Globally, The Last Jedi is projected to “fire off its proton torpedoes” to the tune of $425 million in box office through Sunday to “encase in carbonite” one of the five largest worldwide box office openings of all time (not adjusted for inflation). The movie will disintegrate Warner Bros.’ Batman v Superman, which only earned a puny $422.5 million over its comparable opening weekend in 2016. “The force is truly strong with” The Last Jediwhen compared to the rest of the blockbusters released this year.

Additionally, the film now holds the following domestic records:

I’ll tell you one thing: with numbers like these, Disney shareholders are going to be singing and dancing like Ewoks at the end of Star War: Episode VI – The Return of the Jedi come Monday morning. At the very least, you’ll see Disney shareholders singing and dancing like Gungans at the end of Star War: Episode I – The Phantom Menace.

TL;DR – Disney-Lucasfilm’s sci-fi actioner Star War: The Last Jedi “made the Kessel run in less than 12 parsecs” at the box office yesterday with the second-biggest single day box office of all time, lagging only The Force Awakens’ $119 million Friday, and its looking to rake in around $215 million from 4,232 North American theaters.
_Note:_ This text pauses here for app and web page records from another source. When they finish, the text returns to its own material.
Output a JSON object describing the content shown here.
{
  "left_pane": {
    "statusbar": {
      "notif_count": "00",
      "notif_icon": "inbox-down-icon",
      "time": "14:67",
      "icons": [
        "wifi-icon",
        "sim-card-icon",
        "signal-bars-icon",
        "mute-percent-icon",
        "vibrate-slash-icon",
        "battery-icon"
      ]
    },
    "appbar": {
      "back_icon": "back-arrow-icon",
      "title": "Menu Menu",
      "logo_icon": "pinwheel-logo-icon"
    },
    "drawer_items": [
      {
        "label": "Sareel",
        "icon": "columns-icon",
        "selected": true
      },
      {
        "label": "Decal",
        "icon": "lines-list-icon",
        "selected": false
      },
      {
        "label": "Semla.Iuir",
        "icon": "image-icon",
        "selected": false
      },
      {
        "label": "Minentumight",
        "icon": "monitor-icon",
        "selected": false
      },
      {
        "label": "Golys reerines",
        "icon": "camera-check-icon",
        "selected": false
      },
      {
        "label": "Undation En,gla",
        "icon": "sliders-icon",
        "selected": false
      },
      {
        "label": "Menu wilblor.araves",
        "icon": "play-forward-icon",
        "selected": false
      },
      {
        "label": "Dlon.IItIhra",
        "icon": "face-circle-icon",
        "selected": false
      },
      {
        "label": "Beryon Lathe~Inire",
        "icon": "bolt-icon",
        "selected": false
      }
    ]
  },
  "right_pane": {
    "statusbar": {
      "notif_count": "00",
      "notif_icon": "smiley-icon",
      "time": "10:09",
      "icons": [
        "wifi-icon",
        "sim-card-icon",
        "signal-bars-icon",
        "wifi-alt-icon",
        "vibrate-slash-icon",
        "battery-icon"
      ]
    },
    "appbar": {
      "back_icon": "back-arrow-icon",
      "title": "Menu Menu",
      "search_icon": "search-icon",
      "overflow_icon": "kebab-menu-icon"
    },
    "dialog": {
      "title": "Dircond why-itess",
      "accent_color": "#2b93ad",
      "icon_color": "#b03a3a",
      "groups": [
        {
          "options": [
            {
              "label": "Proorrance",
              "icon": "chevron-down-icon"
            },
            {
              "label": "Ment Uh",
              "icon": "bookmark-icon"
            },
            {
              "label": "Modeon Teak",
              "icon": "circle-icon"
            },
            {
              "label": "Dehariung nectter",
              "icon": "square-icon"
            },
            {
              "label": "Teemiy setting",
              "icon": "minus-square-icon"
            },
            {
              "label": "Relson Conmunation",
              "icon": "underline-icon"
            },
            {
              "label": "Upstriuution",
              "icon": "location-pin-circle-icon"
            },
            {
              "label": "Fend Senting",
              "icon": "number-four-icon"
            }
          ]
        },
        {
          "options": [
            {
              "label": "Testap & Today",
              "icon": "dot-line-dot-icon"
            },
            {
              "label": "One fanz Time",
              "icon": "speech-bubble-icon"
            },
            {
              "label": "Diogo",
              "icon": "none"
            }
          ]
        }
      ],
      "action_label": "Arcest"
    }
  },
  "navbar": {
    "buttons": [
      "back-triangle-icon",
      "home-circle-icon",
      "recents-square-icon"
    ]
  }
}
If you include $45 million from Thursday previews — the second-largest Thursday night preview total of all time, below Star War: The Force Awakens 2015 total of $57 million — the blockbuster from a “galaxy far, far way” earned an incredible $104 million from Friday, and is looking to earn a bountiful $100 million between Saturday and Sunday. Assuming the built-in dangers of a big drop the second time out (Rogue One was a standalone spin-off and not a direct sequel to The Force Awakens so it doesn’t count in this case), I am positively stunned that Rian Johnson’s boffo sequel is more or less keeping the pace with its predecessor. Credit that to an appealing mix of fresh faces and returning elders.
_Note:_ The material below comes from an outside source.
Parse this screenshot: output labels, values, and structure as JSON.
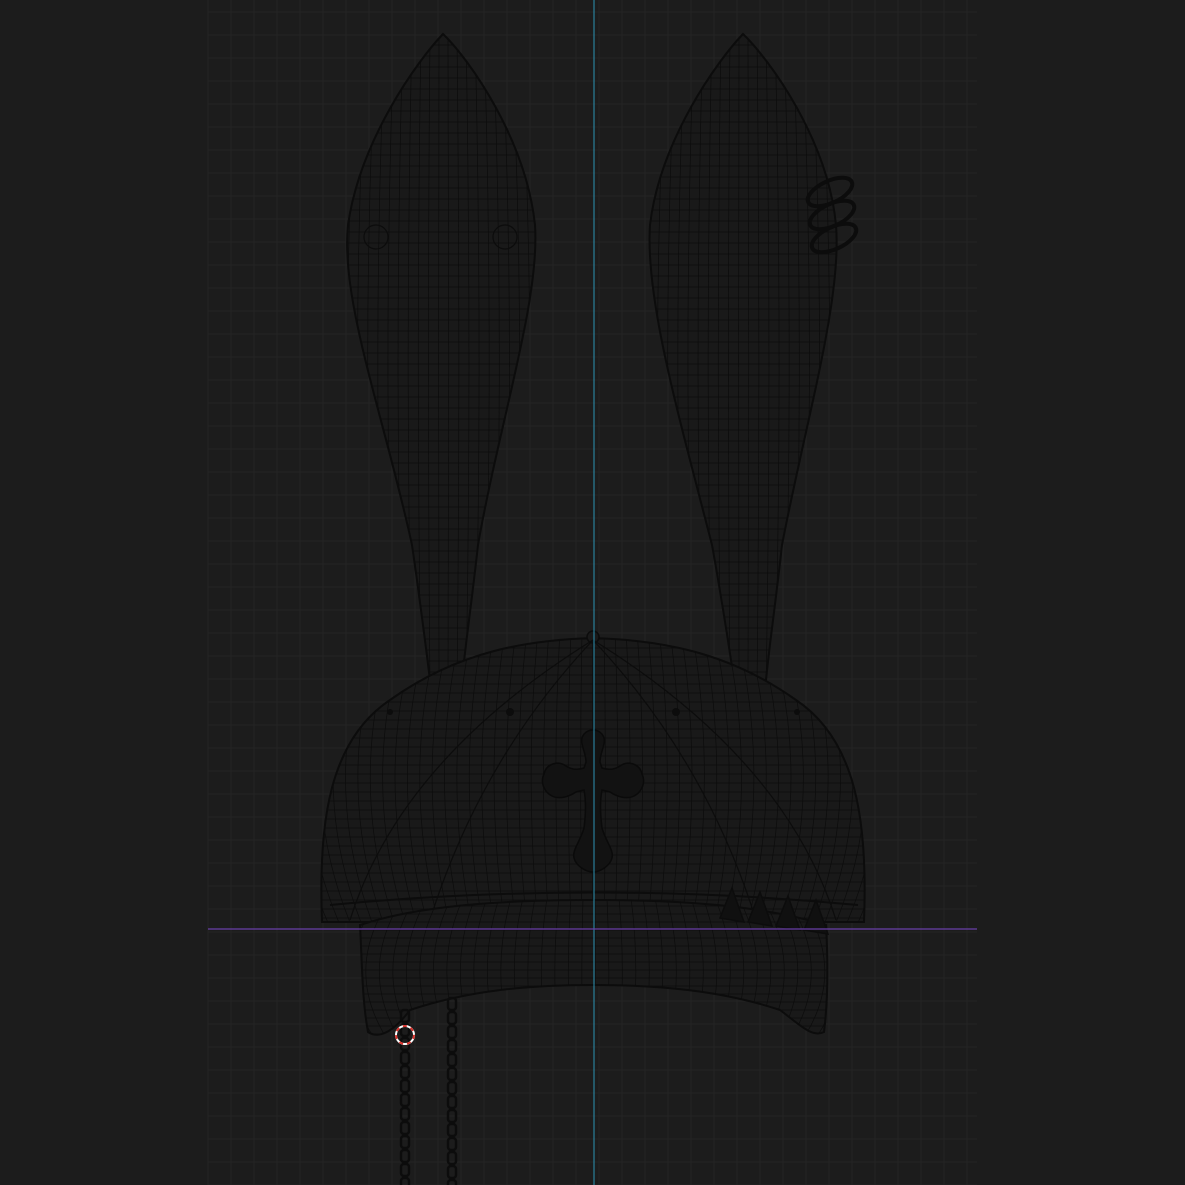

What the rest of critics are saying:

“For what it’s worth, The Last Jedi is slightly less frontloaded than The Force Awakens. To wit, The Last Jedi earned 43% of its Friday number on Thursday, as opposed to Rogue One which earned 38% of its Friday number on Thursday and The Force Awakens which earned 48%. And, for what it’s worth, that Friday number is down 12.9% from 2015, which is better than the 16% drop for the first Friday of The Hobbit: The Desolation of Smaug ($31m) in 2012 versus The Hobbit: An Unexpected Journey ($37m) in 2013. So, yeah, this isn’t an Alice Through the Looking Glass situation.” – Scott Mendelson, Forbes
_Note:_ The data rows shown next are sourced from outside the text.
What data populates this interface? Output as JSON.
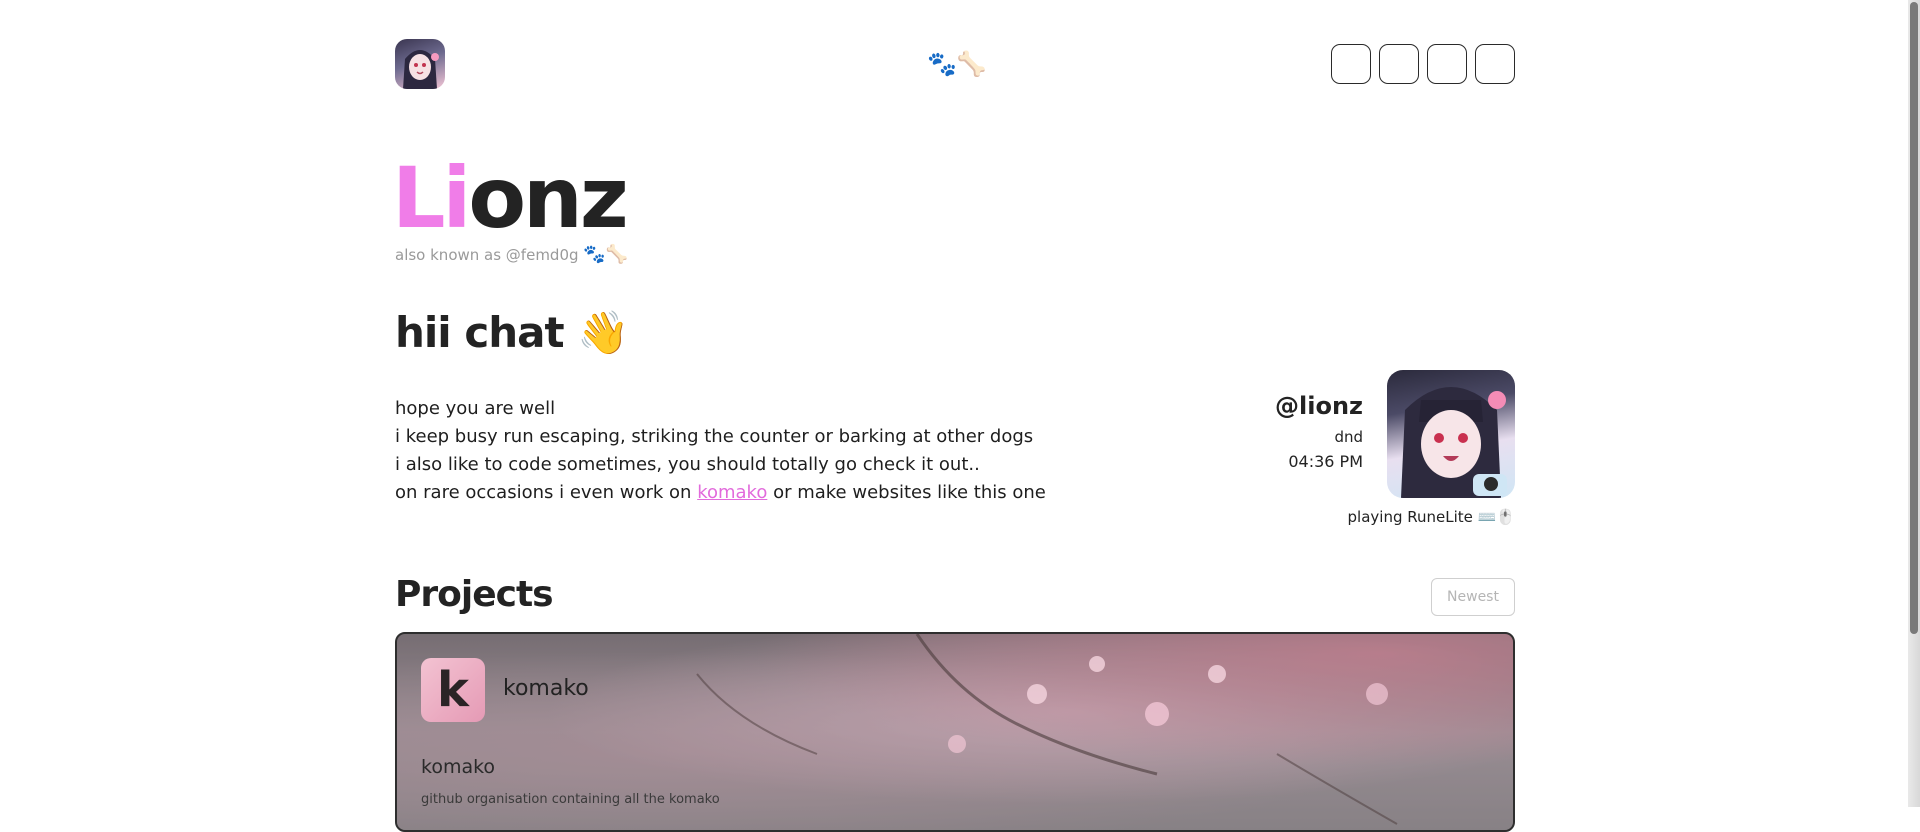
{
  "header": {
    "center_emoji": "🐾🦴",
    "nav_count": 4
  },
  "hero": {
    "name_highlight": "Li",
    "name_rest": "onz",
    "aka": "also known as @femd0g",
    "aka_emoji": "🐾🦴",
    "greeting": "hii chat",
    "greeting_emoji": "👋",
    "bio": {
      "line1": "hope you are well",
      "line2": "i keep busy run escaping, striking the counter or barking at other dogs",
      "line3": "i also like to code sometimes, you should totally go check it out..",
      "line4_pre": "on rare occasions i even work on ",
      "line4_link": "komako",
      "line4_post": " or make websites like this one"
    }
  },
  "profile": {
    "handle": "@lionz",
    "status": "dnd",
    "time": "04:36 PM",
    "activity": "playing RuneLite ⌨️🖱️"
  },
  "projects": {
    "title": "Projects",
    "sort_label": "Newest",
    "items": [
      {
        "icon_letter": "k",
        "name": "komako",
        "subtitle": "komako",
        "description": "github organisation containing all the komako"
      }
    ]
  },
  "colors": {
    "accent_pink": "#f07de8",
    "text_dark": "#232323",
    "muted": "#9a9a9a"
  }
}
“The total gross will make “The Last Jedi” the fourth film in domestic box office history to make over $200 million in its first weekend, joining “The Force Awakens” with $248.8 million, “Jurassic World” with $208.8 million, and 2012’s “The Avengers” with $207.4 million. “The Last Jedi” will finish significantly above Star Wars spinoff “Rogue One,” which opened with $155.1 million on the same weekend a year ago.” – Erin Nyren, Variety

“Industry estimates are even higher this morning for Rian Johnson’s Episode VIII, now having earned $104M-$105M on Friday, easily the second-best opening day after Force Awakens‘ $119M, and a three-day that’s between $216M-$220M, the second- best ever behind 2015’s Star Wars: The Force Awakens ($247.966). PLF is driving just under 15% for Last Jedi, while 3D screens rep close to a third of the weekend. Per-theater average for Last Jedi is a whopping $52K. What’s the end game stateside for Last Jedi? Analysts are predicting $750M, which would rank behind Force Awakens ($936M) and Avatar ($760.5M) on the all-time domestic list.” – Anthony D’Alessandro, Deadline.com

“Star War is back, baby! And it’s more profitable than ever!” – Eric D. Snider, EricDSnider.com

 

Melonmeter® Score:

94% liquid & seed retention – watermelon_icon_pitr-1979px CERTIFIED JUICY™